[Brief] Write out the entries again. Match each one exactly.

++++++

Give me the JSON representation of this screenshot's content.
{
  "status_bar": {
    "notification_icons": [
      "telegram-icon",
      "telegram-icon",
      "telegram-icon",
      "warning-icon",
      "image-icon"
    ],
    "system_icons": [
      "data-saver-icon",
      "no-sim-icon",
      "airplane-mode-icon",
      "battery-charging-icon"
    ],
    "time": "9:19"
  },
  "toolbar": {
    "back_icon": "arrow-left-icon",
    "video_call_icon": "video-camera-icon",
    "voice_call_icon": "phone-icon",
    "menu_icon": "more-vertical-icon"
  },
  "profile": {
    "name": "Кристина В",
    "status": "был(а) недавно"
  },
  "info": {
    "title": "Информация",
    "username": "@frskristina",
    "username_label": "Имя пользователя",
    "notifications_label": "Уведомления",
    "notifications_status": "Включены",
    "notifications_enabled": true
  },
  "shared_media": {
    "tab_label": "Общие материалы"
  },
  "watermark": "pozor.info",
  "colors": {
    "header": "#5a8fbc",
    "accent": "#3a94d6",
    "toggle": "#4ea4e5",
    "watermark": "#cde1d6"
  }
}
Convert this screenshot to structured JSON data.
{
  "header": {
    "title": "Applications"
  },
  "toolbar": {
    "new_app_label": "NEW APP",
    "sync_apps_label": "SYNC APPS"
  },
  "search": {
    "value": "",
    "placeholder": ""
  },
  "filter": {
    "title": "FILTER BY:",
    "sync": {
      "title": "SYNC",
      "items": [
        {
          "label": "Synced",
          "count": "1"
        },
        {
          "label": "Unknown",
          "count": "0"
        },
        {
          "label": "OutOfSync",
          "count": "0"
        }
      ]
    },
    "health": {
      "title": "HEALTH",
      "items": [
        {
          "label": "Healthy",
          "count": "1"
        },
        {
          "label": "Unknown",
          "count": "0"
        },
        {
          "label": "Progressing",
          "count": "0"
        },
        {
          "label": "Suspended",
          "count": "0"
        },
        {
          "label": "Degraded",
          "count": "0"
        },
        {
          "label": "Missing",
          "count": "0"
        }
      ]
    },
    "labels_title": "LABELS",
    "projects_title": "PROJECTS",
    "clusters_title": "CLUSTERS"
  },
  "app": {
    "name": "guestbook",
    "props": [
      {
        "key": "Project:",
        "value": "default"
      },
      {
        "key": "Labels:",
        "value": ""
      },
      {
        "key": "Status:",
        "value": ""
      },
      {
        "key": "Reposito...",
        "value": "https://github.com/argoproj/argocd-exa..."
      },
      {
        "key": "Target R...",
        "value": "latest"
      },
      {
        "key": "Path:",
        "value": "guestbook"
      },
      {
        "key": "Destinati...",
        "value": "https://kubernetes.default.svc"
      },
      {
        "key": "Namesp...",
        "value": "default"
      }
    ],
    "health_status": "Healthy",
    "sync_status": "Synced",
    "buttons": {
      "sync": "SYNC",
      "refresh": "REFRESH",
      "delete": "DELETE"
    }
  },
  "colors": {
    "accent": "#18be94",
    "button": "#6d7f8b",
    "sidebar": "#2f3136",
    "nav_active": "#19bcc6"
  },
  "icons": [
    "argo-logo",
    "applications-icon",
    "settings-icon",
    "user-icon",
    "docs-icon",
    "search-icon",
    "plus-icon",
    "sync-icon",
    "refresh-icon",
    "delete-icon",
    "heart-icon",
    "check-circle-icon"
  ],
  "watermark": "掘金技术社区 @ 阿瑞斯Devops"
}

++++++

[Written solution]
Give me the JSON representation of this screenshot's content.
{
  "status_bar": {
    "notification_icons": [
      "telegram-icon",
      "telegram-icon",
      "telegram-icon",
      "warning-icon",
      "image-icon"
    ],
    "system_icons": [
      "data-saver-icon",
      "no-sim-icon",
      "airplane-mode-icon",
      "battery-charging-icon"
    ],
    "time": "9:19"
  },
  "toolbar": {
    "back_icon": "arrow-left-icon",
    "video_call_icon": "video-camera-icon",
    "voice_call_icon": "phone-icon",
    "menu_icon": "more-vertical-icon"
  },
  "profile": {
    "name": "Кристина В",
    "status": "был(а) недавно"
  },
  "info": {
    "title": "Информация",
    "username": "@frskristina",
    "username_label": "Имя пользователя",
    "notifications_label": "Уведомления",
    "notifications_status": "Включены",
    "notifications_enabled": true
  },
  "shared_media": {
    "tab_label": "Общие материалы"
  },
  "watermark": "pozor.info",
  "colors": {
    "header": "#5a8fbc",
    "accent": "#3a94d6",
    "toggle": "#4ea4e5",
    "watermark": "#cde1d6"
  }
}
Convert this screenshot to structured JSON data.
{
  "header": {
    "title": "Applications"
  },
  "toolbar": {
    "new_app_label": "NEW APP",
    "sync_apps_label": "SYNC APPS"
  },
  "search": {
    "value": "",
    "placeholder": ""
  },
  "filter": {
    "title": "FILTER BY:",
    "sync": {
      "title": "SYNC",
      "items": [
        {
          "label": "Synced",
          "count": "1"
        },
        {
          "label": "Unknown",
          "count": "0"
        },
        {
          "label": "OutOfSync",
          "count": "0"
        }
      ]
    },
    "health": {
      "title": "HEALTH",
      "items": [
        {
          "label": "Healthy",
          "count": "1"
        },
        {
          "label": "Unknown",
          "count": "0"
        },
        {
          "label": "Progressing",
          "count": "0"
        },
        {
          "label": "Suspended",
          "count": "0"
        },
        {
          "label": "Degraded",
          "count": "0"
        },
        {
          "label": "Missing",
          "count": "0"
        }
      ]
    },
    "labels_title": "LABELS",
    "projects_title": "PROJECTS",
    "clusters_title": "CLUSTERS"
  },
  "app": {
    "name": "guestbook",
    "props": [
      {
        "key": "Project:",
        "value": "default"
      },
      {
        "key": "Labels:",
        "value": ""
      },
      {
        "key": "Status:",
        "value": ""
      },
      {
        "key": "Reposito...",
        "value": "https://github.com/argoproj/argocd-exa..."
      },
      {
        "key": "Target R...",
        "value": "latest"
      },
      {
        "key": "Path:",
        "value": "guestbook"
      },
      {
        "key": "Destinati...",
        "value": "https://kubernetes.default.svc"
      },
      {
        "key": "Namesp...",
        "value": "default"
      }
    ],
    "health_status": "Healthy",
    "sync_status": "Synced",
    "buttons": {
      "sync": "SYNC",
      "refresh": "REFRESH",
      "delete": "DELETE"
    }
  },
  "colors": {
    "accent": "#18be94",
    "button": "#6d7f8b",
    "sidebar": "#2f3136",
    "nav_active": "#19bcc6"
  },
  "icons": [
    "argo-logo",
    "applications-icon",
    "settings-icon",
    "user-icon",
    "docs-icon",
    "search-icon",
    "plus-icon",
    "sync-icon",
    "refresh-icon",
    "delete-icon",
    "heart-icon",
    "check-circle-icon"
  ],
  "watermark": "掘金技术社区 @ 阿瑞斯Devops"
}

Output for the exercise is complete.